Securing public values in public transport projects: Four Dutch cases on innovation
place - europe, mode - bus rapid transit, mode - tram/light rail, economics - appraisal/evaluation, organisation - competition
Public transport, Innovation, Project management, Public values
Public transport projects, like its operations, most often have a substantial dependence on public funding. The rationale behind the public contribution is that governments on different levels want to secure certain public values by supporting public transport, e.g., mobility, accessibility, sustainability, social inclusion. These are all public values that public transport, projects and operations are expected to support. Evaluations show that the outcomes of the projects are often different than expected.

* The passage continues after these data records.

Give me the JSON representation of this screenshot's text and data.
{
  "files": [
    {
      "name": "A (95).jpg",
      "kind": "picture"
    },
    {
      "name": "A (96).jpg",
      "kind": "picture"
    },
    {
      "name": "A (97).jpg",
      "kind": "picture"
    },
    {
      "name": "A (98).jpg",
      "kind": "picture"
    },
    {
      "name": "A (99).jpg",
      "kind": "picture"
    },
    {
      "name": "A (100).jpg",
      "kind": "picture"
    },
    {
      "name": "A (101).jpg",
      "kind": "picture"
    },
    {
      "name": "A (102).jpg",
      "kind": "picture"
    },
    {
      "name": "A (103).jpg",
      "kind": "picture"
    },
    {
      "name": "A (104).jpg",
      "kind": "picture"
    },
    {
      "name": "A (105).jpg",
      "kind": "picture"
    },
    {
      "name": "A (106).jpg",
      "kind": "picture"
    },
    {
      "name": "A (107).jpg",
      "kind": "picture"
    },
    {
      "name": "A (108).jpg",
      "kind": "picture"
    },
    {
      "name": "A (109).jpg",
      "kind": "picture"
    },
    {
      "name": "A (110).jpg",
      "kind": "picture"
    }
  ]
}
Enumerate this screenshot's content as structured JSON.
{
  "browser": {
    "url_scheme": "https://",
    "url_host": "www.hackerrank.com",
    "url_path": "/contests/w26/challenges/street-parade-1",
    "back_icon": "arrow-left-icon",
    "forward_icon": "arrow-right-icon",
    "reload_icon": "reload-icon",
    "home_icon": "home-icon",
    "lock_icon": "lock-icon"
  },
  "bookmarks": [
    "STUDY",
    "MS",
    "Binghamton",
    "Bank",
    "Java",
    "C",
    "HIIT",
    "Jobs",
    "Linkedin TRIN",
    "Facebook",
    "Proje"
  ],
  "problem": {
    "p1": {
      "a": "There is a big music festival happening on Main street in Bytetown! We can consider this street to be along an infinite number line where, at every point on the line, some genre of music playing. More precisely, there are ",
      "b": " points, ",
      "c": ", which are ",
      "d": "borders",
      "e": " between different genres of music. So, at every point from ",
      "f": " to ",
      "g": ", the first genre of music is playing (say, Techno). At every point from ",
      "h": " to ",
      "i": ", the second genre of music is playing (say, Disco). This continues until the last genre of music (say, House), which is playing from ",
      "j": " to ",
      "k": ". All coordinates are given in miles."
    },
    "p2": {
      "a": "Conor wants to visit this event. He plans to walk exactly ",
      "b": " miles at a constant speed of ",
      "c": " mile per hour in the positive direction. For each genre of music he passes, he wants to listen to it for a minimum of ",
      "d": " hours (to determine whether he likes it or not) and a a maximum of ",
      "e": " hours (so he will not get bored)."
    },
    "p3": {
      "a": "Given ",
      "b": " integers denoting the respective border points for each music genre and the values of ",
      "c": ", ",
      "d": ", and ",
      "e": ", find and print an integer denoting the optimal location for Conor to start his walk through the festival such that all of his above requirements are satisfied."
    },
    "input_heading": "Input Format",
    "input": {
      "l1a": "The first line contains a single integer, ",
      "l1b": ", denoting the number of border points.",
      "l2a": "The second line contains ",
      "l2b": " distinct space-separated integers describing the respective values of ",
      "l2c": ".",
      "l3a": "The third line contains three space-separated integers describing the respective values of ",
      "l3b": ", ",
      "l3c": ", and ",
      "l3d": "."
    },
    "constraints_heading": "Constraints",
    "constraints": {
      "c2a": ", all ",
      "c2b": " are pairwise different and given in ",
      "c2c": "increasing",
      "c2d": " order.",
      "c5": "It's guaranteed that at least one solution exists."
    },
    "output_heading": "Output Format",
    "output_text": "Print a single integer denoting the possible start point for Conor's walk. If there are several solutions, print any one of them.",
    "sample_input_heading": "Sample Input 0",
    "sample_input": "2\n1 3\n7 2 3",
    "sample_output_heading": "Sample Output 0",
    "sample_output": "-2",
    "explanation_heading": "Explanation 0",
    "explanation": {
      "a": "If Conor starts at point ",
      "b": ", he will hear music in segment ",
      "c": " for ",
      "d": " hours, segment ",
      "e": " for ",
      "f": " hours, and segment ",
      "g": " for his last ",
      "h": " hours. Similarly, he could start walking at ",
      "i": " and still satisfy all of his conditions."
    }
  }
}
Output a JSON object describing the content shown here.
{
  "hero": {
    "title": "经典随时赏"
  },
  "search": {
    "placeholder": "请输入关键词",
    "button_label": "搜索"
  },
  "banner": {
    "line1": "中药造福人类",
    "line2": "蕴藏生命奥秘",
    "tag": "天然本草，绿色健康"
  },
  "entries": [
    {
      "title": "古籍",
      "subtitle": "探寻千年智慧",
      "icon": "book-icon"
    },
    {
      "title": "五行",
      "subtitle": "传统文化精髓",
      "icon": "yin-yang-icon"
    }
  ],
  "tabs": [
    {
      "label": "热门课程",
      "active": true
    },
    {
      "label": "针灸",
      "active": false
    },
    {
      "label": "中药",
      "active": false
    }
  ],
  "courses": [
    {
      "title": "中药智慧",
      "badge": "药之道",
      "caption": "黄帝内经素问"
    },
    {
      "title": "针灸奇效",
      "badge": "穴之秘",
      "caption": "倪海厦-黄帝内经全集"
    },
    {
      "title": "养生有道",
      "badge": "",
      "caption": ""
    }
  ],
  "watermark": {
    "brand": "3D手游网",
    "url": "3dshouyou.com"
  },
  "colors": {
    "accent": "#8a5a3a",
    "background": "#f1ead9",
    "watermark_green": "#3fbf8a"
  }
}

The goal of the research described here was to understand what happens to the public values during the process of project realisation. Four Dutch projects were researched: ZuidTangent (a bus rapid transit project near Schiphol); ParkShuttle (a people mover near Rotterdam); Phileas (guided bus rapid transit near Eindhoven); and RandstadRail (a light rail conversion near The Hague). All the projects were initiated with innovation as one of the key elements/values. Moving away from the traditional ante-post analysis, we saw patterns in the way in which public values shift during the project. First, the projects under study show how too much focus on innovation can harm the project. Second, we see crowding out of values; high ambitions of key values during the early phases of the project lead to neglect of values which were not key to the project. Third, although more innovation was a key reason to introduce competition in the governance of Dutch public transport, it became apparent that introducing competition has complicated execution of these innovative projects significantly.
Permission to publish the abstract has been given by Elsevier, copyright remains with them.
Veeneman, W., & Koppenjan, J. (2010). Securing public values in public transport projects: Four Dutch cases on innovation. Research in Transportation Economics, Vol. 29, (1), pp. 224-230.